Major oil and gas companies have commenced negotiations with the Government of Kazakhstan to settle the multibillion-dollar environmental fine related to the Kashagan field, reported Bloomberg, citing sources.
Earlier this year, Kazakh authorities ordered the North Caspian Operating Company (NCOC) consortium, which is the operator of the Kashagan field, to pay more than $5bn in fines.
It is alleged that the operator stored too much sulphur at the project.
Despite the operator’s successful legal challenge and denial of any misconduct, the government continues to pursue the penalty at the nation’s court of appeals.
According to sources, the oil and gas companies are proposing a cash settlement of approximately $200m, which could be used to fund social projects.
Oil majors have also committed to reducing sulphur storage to very low levels during the talks, they added.
If an agreement is reached, it will pave the way for the expansion of the Kashagan oil project, including setting up additional gas processing facilities, the sources said.
Kashagan is a $55bn offshore oil project, which has seen numerous setbacks and cost overruns.
Only a few weeks after it began operations, the facility had to be shut down in 2013 due to sulphurous gas corroding and cracking pipelines connecting the offshore field to the onshore processing complex.
NCOC had to reduce output last year for longer than planned to repair an onshore preliminary gas separation unit, also known as a slug catcher.
The operating consortium members have warned that they could take their case to international arbitration should negotiations fail.
Japan’s Inpex and Chinese National Petroleum Corporation (CNPC) are also part of the NCOC.
This development follows a June court decision that did not uphold the findings of the Kashagan sulphur-storage inspection.
Kazakhstan’s Energy Ministry redirected the queries to the Environment Protection Ministry, which did not reply to the request for comment.
Exxon, Shell, TotalEnergies, Eni and Inpex refused to comment on the development and requests for comments from CNPC and NCOC did not elicit a response.

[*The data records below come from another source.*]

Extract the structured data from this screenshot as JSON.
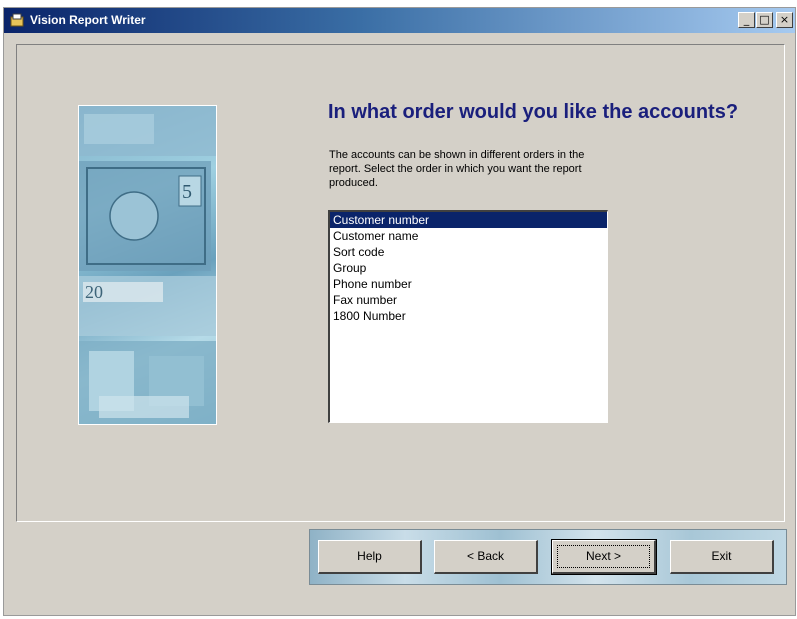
{
  "window": {
    "title": "Vision Report Writer",
    "controls": {
      "minimize": "_",
      "maximize": "□",
      "close": "×"
    }
  },
  "page": {
    "heading": "In what order would you like the accounts?",
    "description": "The accounts can be shown in different orders in the report. Select the order in which you want the report produced."
  },
  "order_list": {
    "selected_index": 0,
    "items": [
      "Customer number",
      "Customer name",
      "Sort code",
      "Group",
      "Phone number",
      "Fax number",
      "1800 Number"
    ]
  },
  "buttons": {
    "help": "Help",
    "back": "< Back",
    "next": "Next >",
    "exit": "Exit"
  },
  "colors": {
    "selection": "#0a246a",
    "heading": "#1a1f7c",
    "titlebar_start": "#0a246a",
    "titlebar_end": "#a6caf0"
  },
  "icons": {
    "app": "folder-app-icon",
    "side_image": "banknotes-image"
  }
}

A separate arbitration involving $13bn in disputed charges is already underway involving the Kashagan partners.